### Goal of the exercise
Whatever the records below hold, copy it all out exactly.

* * * * *

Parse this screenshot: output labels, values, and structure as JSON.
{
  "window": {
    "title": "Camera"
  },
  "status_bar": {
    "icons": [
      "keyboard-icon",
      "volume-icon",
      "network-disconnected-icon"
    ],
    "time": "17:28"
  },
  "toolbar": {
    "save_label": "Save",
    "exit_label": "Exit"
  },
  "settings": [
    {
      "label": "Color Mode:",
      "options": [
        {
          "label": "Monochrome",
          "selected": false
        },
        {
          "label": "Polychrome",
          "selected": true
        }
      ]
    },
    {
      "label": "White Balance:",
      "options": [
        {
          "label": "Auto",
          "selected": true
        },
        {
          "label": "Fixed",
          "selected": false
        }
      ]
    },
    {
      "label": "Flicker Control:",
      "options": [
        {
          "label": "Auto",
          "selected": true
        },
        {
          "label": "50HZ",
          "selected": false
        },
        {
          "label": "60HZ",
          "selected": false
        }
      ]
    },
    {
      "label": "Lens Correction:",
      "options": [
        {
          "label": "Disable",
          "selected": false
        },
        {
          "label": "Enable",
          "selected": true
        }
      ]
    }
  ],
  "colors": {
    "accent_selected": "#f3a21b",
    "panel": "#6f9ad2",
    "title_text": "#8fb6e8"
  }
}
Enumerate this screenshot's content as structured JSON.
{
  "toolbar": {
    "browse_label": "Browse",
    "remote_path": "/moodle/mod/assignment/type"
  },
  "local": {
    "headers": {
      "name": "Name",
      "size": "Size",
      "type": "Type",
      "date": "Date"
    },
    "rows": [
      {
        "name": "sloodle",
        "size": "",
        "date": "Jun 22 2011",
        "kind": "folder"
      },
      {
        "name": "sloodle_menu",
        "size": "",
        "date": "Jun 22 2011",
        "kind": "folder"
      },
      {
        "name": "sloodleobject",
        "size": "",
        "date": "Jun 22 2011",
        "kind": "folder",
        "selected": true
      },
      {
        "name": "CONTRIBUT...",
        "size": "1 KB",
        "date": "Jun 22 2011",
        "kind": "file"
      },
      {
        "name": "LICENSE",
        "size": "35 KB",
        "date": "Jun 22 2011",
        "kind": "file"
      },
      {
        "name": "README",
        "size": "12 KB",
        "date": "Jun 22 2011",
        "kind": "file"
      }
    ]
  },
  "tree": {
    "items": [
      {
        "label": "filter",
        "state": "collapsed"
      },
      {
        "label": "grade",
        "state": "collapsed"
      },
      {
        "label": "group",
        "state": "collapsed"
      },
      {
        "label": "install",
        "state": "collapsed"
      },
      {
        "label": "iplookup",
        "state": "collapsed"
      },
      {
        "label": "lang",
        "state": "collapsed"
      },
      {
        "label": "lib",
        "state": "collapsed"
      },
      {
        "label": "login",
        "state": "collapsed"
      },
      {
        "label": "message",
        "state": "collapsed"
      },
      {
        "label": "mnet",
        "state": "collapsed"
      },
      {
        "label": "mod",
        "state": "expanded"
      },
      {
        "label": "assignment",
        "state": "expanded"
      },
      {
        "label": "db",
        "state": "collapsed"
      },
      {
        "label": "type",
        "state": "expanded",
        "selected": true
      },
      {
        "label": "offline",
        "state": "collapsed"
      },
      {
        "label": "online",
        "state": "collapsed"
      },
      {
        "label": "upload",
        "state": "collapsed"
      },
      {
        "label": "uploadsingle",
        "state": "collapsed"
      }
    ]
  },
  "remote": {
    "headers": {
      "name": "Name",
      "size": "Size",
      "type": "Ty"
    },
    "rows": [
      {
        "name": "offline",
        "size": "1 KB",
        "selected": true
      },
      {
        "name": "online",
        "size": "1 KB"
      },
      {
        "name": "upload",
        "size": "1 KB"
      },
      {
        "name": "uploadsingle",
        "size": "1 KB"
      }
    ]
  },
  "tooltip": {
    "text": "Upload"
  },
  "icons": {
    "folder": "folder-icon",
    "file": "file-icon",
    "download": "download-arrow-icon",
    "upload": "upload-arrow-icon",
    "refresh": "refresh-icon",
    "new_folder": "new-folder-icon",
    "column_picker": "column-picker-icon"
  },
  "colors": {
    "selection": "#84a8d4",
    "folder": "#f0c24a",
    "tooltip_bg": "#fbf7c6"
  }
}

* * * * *

### Solution
Parse this screenshot: output labels, values, and structure as JSON.
{
  "window": {
    "title": "Camera"
  },
  "status_bar": {
    "icons": [
      "keyboard-icon",
      "volume-icon",
      "network-disconnected-icon"
    ],
    "time": "17:28"
  },
  "toolbar": {
    "save_label": "Save",
    "exit_label": "Exit"
  },
  "settings": [
    {
      "label": "Color Mode:",
      "options": [
        {
          "label": "Monochrome",
          "selected": false
        },
        {
          "label": "Polychrome",
          "selected": true
        }
      ]
    },
    {
      "label": "White Balance:",
      "options": [
        {
          "label": "Auto",
          "selected": true
        },
        {
          "label": "Fixed",
          "selected": false
        }
      ]
    },
    {
      "label": "Flicker Control:",
      "options": [
        {
          "label": "Auto",
          "selected": true
        },
        {
          "label": "50HZ",
          "selected": false
        },
        {
          "label": "60HZ",
          "selected": false
        }
      ]
    },
    {
      "label": "Lens Correction:",
      "options": [
        {
          "label": "Disable",
          "selected": false
        },
        {
          "label": "Enable",
          "selected": true
        }
      ]
    }
  ],
  "colors": {
    "accent_selected": "#f3a21b",
    "panel": "#6f9ad2",
    "title_text": "#8fb6e8"
  }
}
Enumerate this screenshot's content as structured JSON.
{
  "toolbar": {
    "browse_label": "Browse",
    "remote_path": "/moodle/mod/assignment/type"
  },
  "local": {
    "headers": {
      "name": "Name",
      "size": "Size",
      "type": "Type",
      "date": "Date"
    },
    "rows": [
      {
        "name": "sloodle",
        "size": "",
        "date": "Jun 22 2011",
        "kind": "folder"
      },
      {
        "name": "sloodle_menu",
        "size": "",
        "date": "Jun 22 2011",
        "kind": "folder"
      },
      {
        "name": "sloodleobject",
        "size": "",
        "date": "Jun 22 2011",
        "kind": "folder",
        "selected": true
      },
      {
        "name": "CONTRIBUT...",
        "size": "1 KB",
        "date": "Jun 22 2011",
        "kind": "file"
      },
      {
        "name": "LICENSE",
        "size": "35 KB",
        "date": "Jun 22 2011",
        "kind": "file"
      },
      {
        "name": "README",
        "size": "12 KB",
        "date": "Jun 22 2011",
        "kind": "file"
      }
    ]
  },
  "tree": {
    "items": [
      {
        "label": "filter",
        "state": "collapsed"
      },
      {
        "label": "grade",
        "state": "collapsed"
      },
      {
        "label": "group",
        "state": "collapsed"
      },
      {
        "label": "install",
        "state": "collapsed"
      },
      {
        "label": "iplookup",
        "state": "collapsed"
      },
      {
        "label": "lang",
        "state": "collapsed"
      },
      {
        "label": "lib",
        "state": "collapsed"
      },
      {
        "label": "login",
        "state": "collapsed"
      },
      {
        "label": "message",
        "state": "collapsed"
      },
      {
        "label": "mnet",
        "state": "collapsed"
      },
      {
        "label": "mod",
        "state": "expanded"
      },
      {
        "label": "assignment",
        "state": "expanded"
      },
      {
        "label": "db",
        "state": "collapsed"
      },
      {
        "label": "type",
        "state": "expanded",
        "selected": true
      },
      {
        "label": "offline",
        "state": "collapsed"
      },
      {
        "label": "online",
        "state": "collapsed"
      },
      {
        "label": "upload",
        "state": "collapsed"
      },
      {
        "label": "uploadsingle",
        "state": "collapsed"
      }
    ]
  },
  "remote": {
    "headers": {
      "name": "Name",
      "size": "Size",
      "type": "Ty"
    },
    "rows": [
      {
        "name": "offline",
        "size": "1 KB",
        "selected": true
      },
      {
        "name": "online",
        "size": "1 KB"
      },
      {
        "name": "upload",
        "size": "1 KB"
      },
      {
        "name": "uploadsingle",
        "size": "1 KB"
      }
    ]
  },
  "tooltip": {
    "text": "Upload"
  },
  "icons": {
    "folder": "folder-icon",
    "file": "file-icon",
    "download": "download-arrow-icon",
    "upload": "upload-arrow-icon",
    "refresh": "refresh-icon",
    "new_folder": "new-folder-icon",
    "column_picker": "column-picker-icon"
  },
  "colors": {
    "selection": "#84a8d4",
    "folder": "#f0c24a",
    "tooltip_bg": "#fbf7c6"
  }
}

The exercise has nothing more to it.